The White House was mum Tuesday after a union leader testified that Barack Obama personally asked him to approach then-Gov. Rod Blagojevich about appointing confidant Valerie Jarrett to his Illinois Senate seat – testimony Republicans say clearly contradicts the Obama team’s version of events.
In testimony at Blagojevich’s federal corruption trial, Tom Balanoff said Obama — speaking a day before his Nov. 4, 2008 triumph in the presidential election – said that Jarrett wanted the job and was qualified, although he wanted her to join him in the White House.
Defense lawyers – and now the GOP – have claimed that Balanoff’s version of events conflicts with Obama transition team lawyer Greg Craig’s report on his investigation into contacts between Obama’s inner circle and Blagojevich’s team.
In a memo to the then-president-elect and a subsequent conference call with reporters on Dec. 23, 2008, Craig, who later served briefly as White House counsel, asserted that “The President-Elect had no contact or communication with Governor Blagojevich or members of his staff about the Senate seat.”
Reconciling the accounts of Balanoff and Craig could come down to the question of what the White House’s definition of “communication” is.
Craig insisted that his probe was not limited to the period after the election nor to the Obama allies who were actually members of his transition team or incoming administration.
Craig said during the conference call that his memo “would” cover communications before the election.
“[W]hat we asked, what we wanted to find out was whether anybody in the transition or anybody in Barack Obama’s Timmediate circle — meaning his friends or associates — had any conversations at any time with the governor or with the governor’s staff or representatives of the governor about the replacement for the president-elect in the event he was elected president,” Craig said in response to a question.
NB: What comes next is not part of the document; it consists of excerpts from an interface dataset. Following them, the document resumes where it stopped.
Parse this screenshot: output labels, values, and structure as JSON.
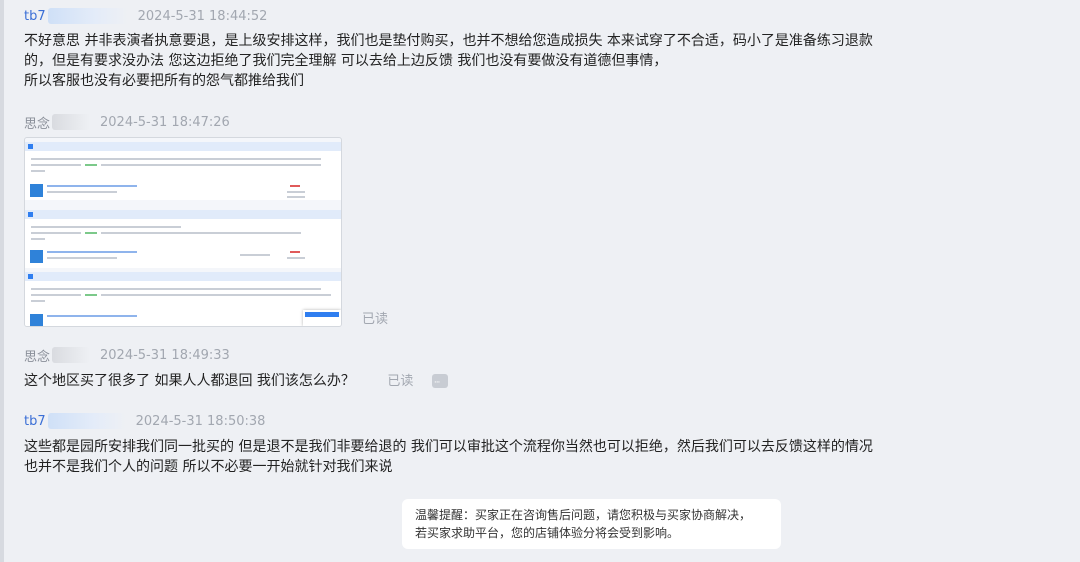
{
  "messages": [
    {
      "name": "tb7",
      "time": "2024-5-31 18:44:52",
      "lines": [
        "不好意思  并非表演者执意要退，是上级安排这样，我们也是垫付购买，也并不想给您造成损失   本来试穿了不合适，码小了是准备练习退款",
        "的，但是有要求没办法   您这边拒绝了我们完全理解  可以去给上边反馈   我们也没有要做没有道德但事情，",
        "所以客服也没有必要把所有的怨气都推给我们"
      ]
    },
    {
      "name": "思念",
      "time": "2024-5-31 18:47:26",
      "status": "已读"
    },
    {
      "name": "思念",
      "time": "2024-5-31 18:49:33",
      "lines": [
        "这个地区买了很多了  如果人人都退回  我们该怎么办？"
      ],
      "status": "已读"
    },
    {
      "name": "tb7",
      "time": "2024-5-31 18:50:38",
      "lines": [
        "这些都是园所安排我们同一批买的    但是退不是我们非要给退的  我们可以审批这个流程你当然也可以拒绝，然后我们可以去反馈这样的情况",
        "也并不是我们个人的问题  所以不必要一开始就针对我们来说"
      ]
    }
  ],
  "notice": {
    "line1": "温馨提醒：买家正在咨询售后问题，请您积极与买家协商解决，",
    "line2": "若买家求助平台，您的店铺体验分将会受到影响。"
  },
  "colors": {
    "background": "#eef0f4",
    "seller_name": "#3b6fd6",
    "buyer_name": "#8a8f99",
    "timestamp": "#a2a7b0"
  },
  "icons": {
    "more": "more-options-icon"
  }
}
But there was no mention of Obama contacting Balanoff in the memo – only a brief reference to Balanoff discussing his Blagojevich meeting with Jarrett.
White House officials went radio silent on the trial Tuesday afternoon — but didn’t deny the substance of Balanoff’s testimony.
Obama Press Secretary Robert Gibbs said he hadn’t heard what Balanoff said and brushed aside questions about the Obama call, saying, “I’m not going to get into commenting…I’m just not going to get into commenting on an ongoing trial
But the Republican National Committee seized on the testimony as evidence that the White House plays fast and loose with self-investigation and attempted to connect dots between the matter and a White House memo on the administration’s efforts to get Rep. Joe Sestak out of the Pennsylvania Democratic Senate primary.
“The fact that Balanoff’s sworn testimony contradicts the account given by the President’s lawyer is only further evidence that this White House is incapable of investigating itself,” RNC spokeswoman Katie Wright said. “Like the Sestak memo, there are troubling discrepancies that place the validity of the entire account in jeopardy. This shouldn’t come as a surprise since the primary role of the White House Counsel’s office is first and foremost to protect the President.”
Nobody at the White House appears to be in legal jeopardy but the trial has turned a spotlight on relationships among the president, his close political allies and the accused.
Prosecutors are interested in Balanoff’s interactions with Blagojevich because they accuse the former governor of attempting to sell his power to appoint Obama’s successor in the Senate following the presidential election.
Balanoff, a close Obama ally and top official with the Service Employees International Union in Chicago, said Blagojevich countered his pitch for Jarrett by suggesting he be appointed Secretary of Health and Human Services.
Balanoff says he met with Valerie Jarrett and Alexi Giannoulias, the current Democratic Senate nominee, to talk about his conversation with Blagojevich the day after the election.
“I said: ‘He said some goofy stuff … he could be Secretary of Health and Human Services.'” Balanoff added. “I told her I told him that wasn’t going to happen. We both laughed.”
But he made it clear that his local, which represents 40,000 janitors and security guards, wouldn’t support Blagojevich if the governor wouldn’t back Jarrett.
The judge in the case turned down defense lawyers’ attempt to secure a subpoena for Obama’s testimony, but several White House officials and lawmakers have received subpoenas.